Studying for the bar can be dangerous. And I am talking about danger beyond mental breakdowns and blindness from too much studying. When you are studying for the bar, you are pretty stressed and you want to make sure you are fit enough to make it through two grueling days of test taking, so it is important to exercise. A large group of males studying for the bar here have started playing basketball everyday after class. Because Natasha and I are always pushing for equality and also like to wear short shorts with basketball shoes, we decided we should join them. This was a horrible idea. Here's why: they play with undergrads. And we all know undergrads have not yet developed full control over their arms and legs. Their motor skills are simply not where they need to be yet. Neither are their brains, but that is another matter.
Anyway, so last Monday we donned are bball outfits, and, looking super cute, headed to the rec center to show off our skillz. Eventually I found myself playing in a game in which I was the only girl. This worried me, but not as much as the fact that there was a literal giant on the other team.

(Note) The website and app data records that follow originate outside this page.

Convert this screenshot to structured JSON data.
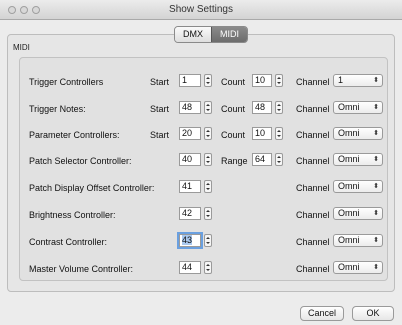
{
  "window": {
    "title": "Show Settings"
  },
  "tabs": [
    {
      "label": "DMX"
    },
    {
      "label": "MIDI"
    }
  ],
  "section": {
    "label": "MIDI"
  },
  "rows": [
    {
      "label": "Trigger Controllers",
      "start_label": "Start",
      "start": "1",
      "count_label": "Count",
      "count": "10",
      "channel_label": "Channel",
      "channel": "1"
    },
    {
      "label": "Trigger Notes:",
      "start_label": "Start",
      "start": "48",
      "count_label": "Count",
      "count": "48",
      "channel_label": "Channel",
      "channel": "Omni"
    },
    {
      "label": "Parameter Controllers:",
      "start_label": "Start",
      "start": "20",
      "count_label": "Count",
      "count": "10",
      "channel_label": "Channel",
      "channel": "Omni"
    },
    {
      "label": "Patch Selector Controller:",
      "value": "40",
      "range_label": "Range",
      "range": "64",
      "channel_label": "Channel",
      "channel": "Omni"
    },
    {
      "label": "Patch Display Offset Controller:",
      "value": "41",
      "channel_label": "Channel",
      "channel": "Omni"
    },
    {
      "label": "Brightness Controller:",
      "value": "42",
      "channel_label": "Channel",
      "channel": "Omni"
    },
    {
      "label": "Contrast Controller:",
      "value": "43",
      "channel_label": "Channel",
      "channel": "Omni"
    },
    {
      "label": "Master Volume Controller:",
      "value": "44",
      "channel_label": "Channel",
      "channel": "Omni"
    }
  ],
  "buttons": {
    "cancel": "Cancel",
    "ok": "OK"
  }
}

This guy was dunking all over the place and was possibly equal to about three Abras size -wise. This guy also was incredibly obnoxious (at one point, he held the ball above Natasha's head, making her jump up and down like a kangaroo until finally putting her out of her misery by dunking on her).

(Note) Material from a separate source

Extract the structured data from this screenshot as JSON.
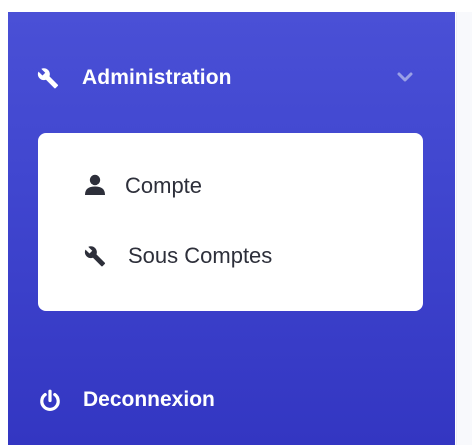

Sometimes when I play basketball with guys, I don't get many passes or really get to do much on offense. So basically I just run around and set a lot screens. This was the situation on that fateful Monday when I ran up to the three point line and set a beautiful screen on obnoxious guy. Unfortunately for my face, obnoxious guy (who's brother is a former Duck player) didn't exactly see me (hence why my screen was beautiful) and as he swung around, his elbow connected with my nose and mouth.

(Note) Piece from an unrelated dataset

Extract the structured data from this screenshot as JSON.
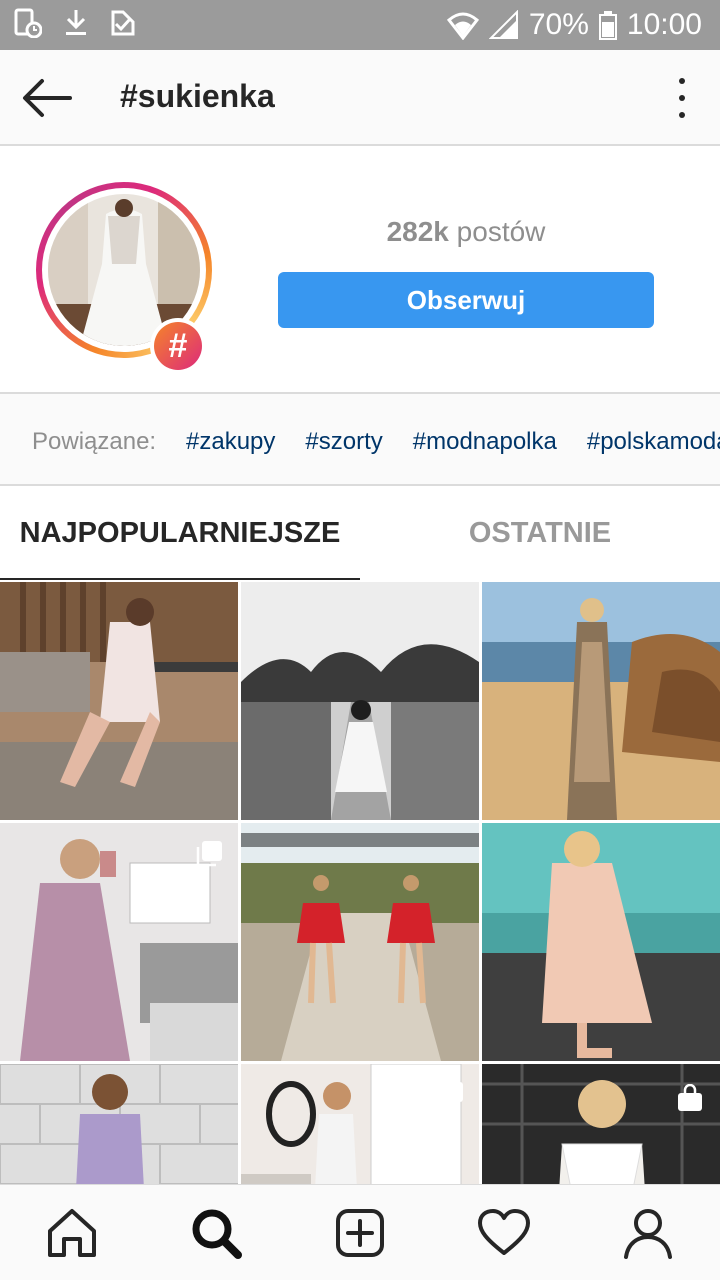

As the blood dripped from right nostril, all of the other players came to my aid. Well not all other players. My assailant just made a joke about how I shouldn't set screens. Once the tears has stopped falling, I responded that maybe he shouldn't swing his elbows. He retorted that getting hit was actually my fault and that because I was in his sphere when I set the screen, I was technically guilty of fouling him.
This incident happened over a week ago but my face still hurts. Luckily my nose looks exactly the same (since having to get a nose job is one of my greatest fears in life, this is important) and after Marie told me to stop trying to wiggle my front teeth to test them, my mouth has started to feel better. But I think we can all learn an important lesson from this tragic tale: stay away from uncoordinated undergrads!
Since the incident, I have stuck with running by the river. However, this also dangerous because no that the weather is nice, the methies have parties with their pit bulls on the banks of the river and sometimes I see dead snakes. But at least running won't lead to a nose job.
As usual, nothing exciting is going on today. Actually that's not true! It was $3.99 chicken strip basket day at DQ. I suggest you all take advantage.
Monday, June 16, 2008
So I have officially recovered from last night's Sorbet Disaster. Which is good because I had a lot of stuff to do today and thus did not need to be additionally burdened by stomach cramps. This morning I attended class, got bored, ate lunch outside, got red, outlined torts, got bored, went to Jiffy Lube, possibly got cheated, drove over to DQ, got giant cone and felt sick and then attempted to write an MPT, but eventually decided that that simply was not my best plan. Because it was boring. The problem semi-involved science (well kind of. Actually not really, but it seemed like it could), so I decided to skip the pain and go running.
My life really is not interesting. This blog might be a bad idea. Its going to be really sad if I have to purposefully create events like Sorbet Disaster just so I have something to write about.